10 Women Who Have Lost Thousands Of Dollars In LuLaRoe Explain What It Has Done To Their Families
"It's been a horrible experience. I just want it to be done. I want to pay off my loan and credit card and be done. I unfortunately don't see an end in sight any time soon."
ICYMI, the multi-level-marketing clothing company LuLaRoe is facing two class-action lawsuits from former sellers, who liken it to a "pyramid scheme."
Since BuzzFeed News reported on the lawsuits last week, dozens of people have contacted us about LuLaRoe, and the majority of them had negative experiences.
Many former and current LuLaRoee sellers told BuzzFeed News the trouble started whenLuLaRoe switched their return policy in the fall.
After promising all sellers in April that they could return unsold products for a 100% refund, including shipping fees, the company in September reverted back to their old policy, which states they would only refund 90%.
They also said they would not cover shipping fees, and would only accept clothing "in resalable condition" that was bought in the past year.
Many women told us their stories about dealing with LuLaRoe.
A spokesperson from LuLaRoe told BuzzFeed News, "LuLaRoe reviewed these claims. They are inaccurate and misleading."
Jamie Craig, 30, from Michigan: "I invested $15,000. I never profited."
Katie Denney Martin, 31, from Aurora Colorado: "I would say I put in around $11,000. I probably only made about $4,000."
Megan Sebastian, 31: "When it's good, it's good; when it's bad, it's hell. They are worried about money and that's about it."
Kris Rowlands, 49, from Ohio. "The bottom line is that I'm out about $5,000 total, even if I do get my refund."
Hannah Mathison, 26, from Sioux Falls, South Dakota: "They suggested going into debt."
Sheila Reed, 50: "I truly spent every single penny we had in order to start up with LuLaRoe."
Kristina Carter, 25, from Windsor, New York: "I have lost at least $15,000 on my business. Everything I made went back into that business."
Rebekah Olive, 31, from Raleigh, North Carolina: "I consider it all a loss. I didn’t come out of it with money and I’m still paying off my loan."
Julie Ryan, 31, from University Place, Washington: "I estimate that in the end I will only have lost $6,000 which, sadly, makes me one of the lucky ones."
Ryan is married with no children, and started LuLaRoe in November 2016.
"At the time, the stuff was selling like crazy," she said. "Originally it was going to be an extra income gig as I worked full-time, but I lost my job just days before my kickoff party."
She invested $6,000 at first, plus about $1,000 in miscellaneous start up costs. After that, she said she spent anywhere from $400 to $2,000 a month in new inventory from December to about May.
One of the things that led her to start her business, she said, was LuLaRoe's return policy.
"They always said they would refund 90% of your investment if you decided to quit," she said. "When they changed it to 100%, they assured us that it was a policy change that was here to stay.

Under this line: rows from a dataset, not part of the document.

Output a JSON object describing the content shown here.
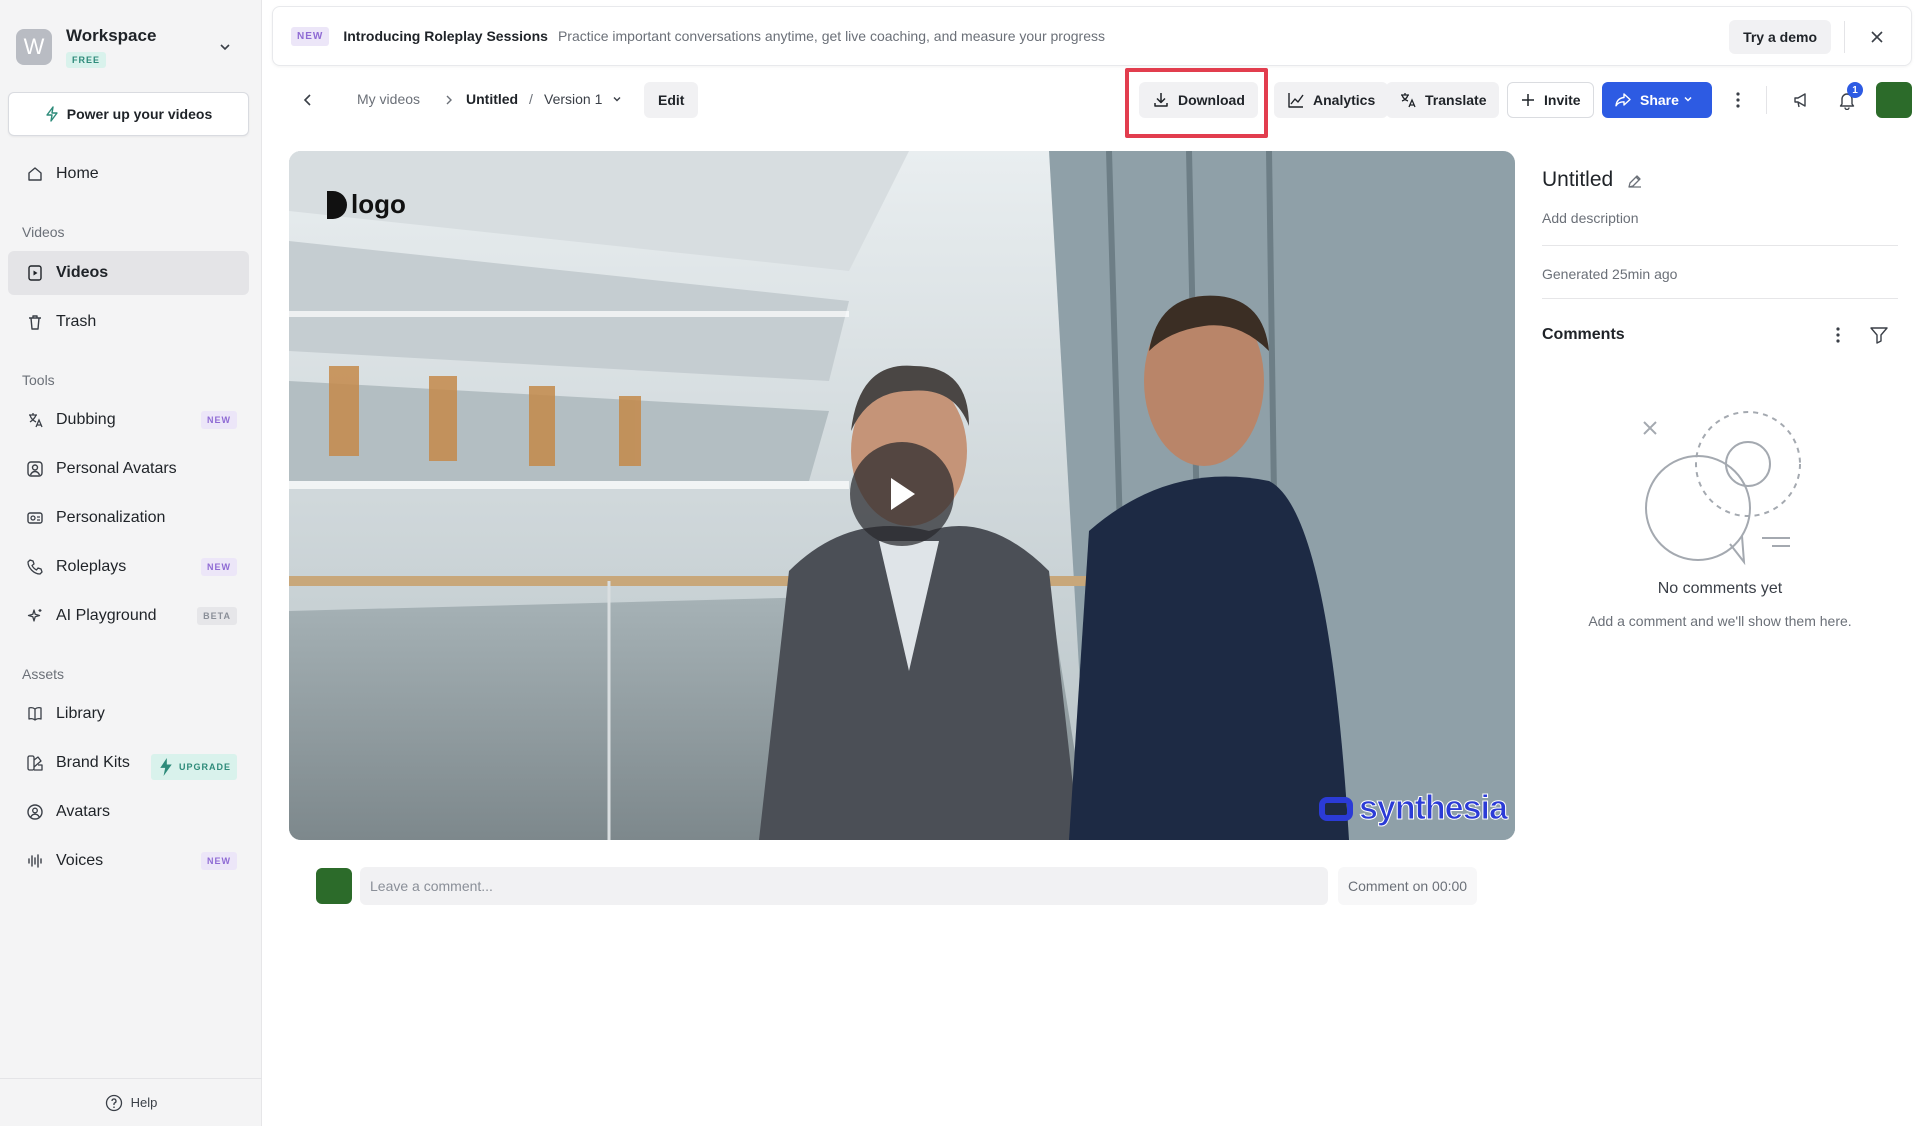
{
  "workspace": {
    "name": "Workspace",
    "plan": "FREE",
    "avatar_letter": "W"
  },
  "power_button": "Power up your videos",
  "sidebar": {
    "home": "Home",
    "videos_section": "Videos",
    "videos": "Videos",
    "trash": "Trash",
    "tools_section": "Tools",
    "tools": [
      {
        "label": "Dubbing",
        "badge": "NEW",
        "icon": "dubbing-icon"
      },
      {
        "label": "Personal Avatars",
        "badge": "",
        "icon": "person-icon"
      },
      {
        "label": "Personalization",
        "badge": "",
        "icon": "personalization-icon"
      },
      {
        "label": "Roleplays",
        "badge": "NEW",
        "icon": "phone-icon"
      },
      {
        "label": "AI Playground",
        "badge": "BETA",
        "icon": "sparkle-icon"
      }
    ],
    "assets_section": "Assets",
    "assets": [
      {
        "label": "Library",
        "badge": "",
        "icon": "book-icon"
      },
      {
        "label": "Brand Kits",
        "badge": "UPGRADE",
        "icon": "brand-icon"
      },
      {
        "label": "Avatars",
        "badge": "",
        "icon": "avatar-icon"
      },
      {
        "label": "Voices",
        "badge": "NEW",
        "icon": "waveform-icon"
      }
    ],
    "help": "Help"
  },
  "banner": {
    "tag": "NEW",
    "title": "Introducing Roleplay Sessions",
    "text": "Practice important conversations anytime, get live coaching, and measure your progress",
    "demo_button": "Try a demo"
  },
  "breadcrumb": {
    "root": "My videos",
    "current": "Untitled",
    "separator": "/",
    "version": "Version 1"
  },
  "toolbar": {
    "edit": "Edit",
    "download": "Download",
    "analytics": "Analytics",
    "translate": "Translate",
    "invite": "Invite",
    "share": "Share",
    "notification_count": "1"
  },
  "video": {
    "logo_text": "logo",
    "watermark": "synthesia"
  },
  "comment_bar": {
    "placeholder": "Leave a comment...",
    "timestamp": "Comment on 00:00"
  },
  "details": {
    "title": "Untitled",
    "description_placeholder": "Add description",
    "generated": "Generated 25min ago",
    "comments_heading": "Comments",
    "empty_title": "No comments yet",
    "empty_subtitle": "Add a comment and we'll show them here."
  },
  "colors": {
    "accent": "#2d5be3",
    "highlight": "#e23d4e",
    "avatar_green": "#2c6b2a",
    "sidebar_bg": "#f4f4f5"
  }
}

They encouraged us to buy more inventory and we did, believing that we would be able to return merchandise we couldn't sell if we were to quit the business."
She said it is hard to say how much total she made in profit, because she was unable to sell much of her inventory for full price.
"At first, marking down to $30 for tops would generate sales, but then people started wanting lower and lower prices," she said.
She said that she now doesn't even think she will bother trying to return her merchandise, as she has heard horror stories from others.
"Because of the ever changing return policy, the long processing time, and the lack of communication from the company, I will probably not return anything to them," she said. "I'd rather sell as much as I can at discounts, and then donate the remaining decent stuff and burn the garbage prints."
She said she estimates after selling her remaining merchandise she will have lost about $6,000, "which, sadly, makes me one of the lucky ones."
"My impression of LuLaRoe is extremely negative. I think that [founder] Deanne [Stidham] originally did found the company with good intentions, but the money coming in caused good intentions to melt away and greed to take over," she said.
LuLaRoe said it is looking into her claim, and BuzzFeed News will update when they reply.
Karla, 46, from Columbus, Ohio: "My experience with them was horrible and I suspect it's the same for the other consultants bailing."
In a statement in September, LuLaRoe said it feels its return policy is "generous."
"Lularoe is working quickly to process remaining refunds," it stated. "It is a complex and time-consuming process. Each piece returned is processed and inspected, and accounting must be confirmed. Lularoe communicates regularly with each departing retailer and will continue to identify communication enhancements to those canceling their business."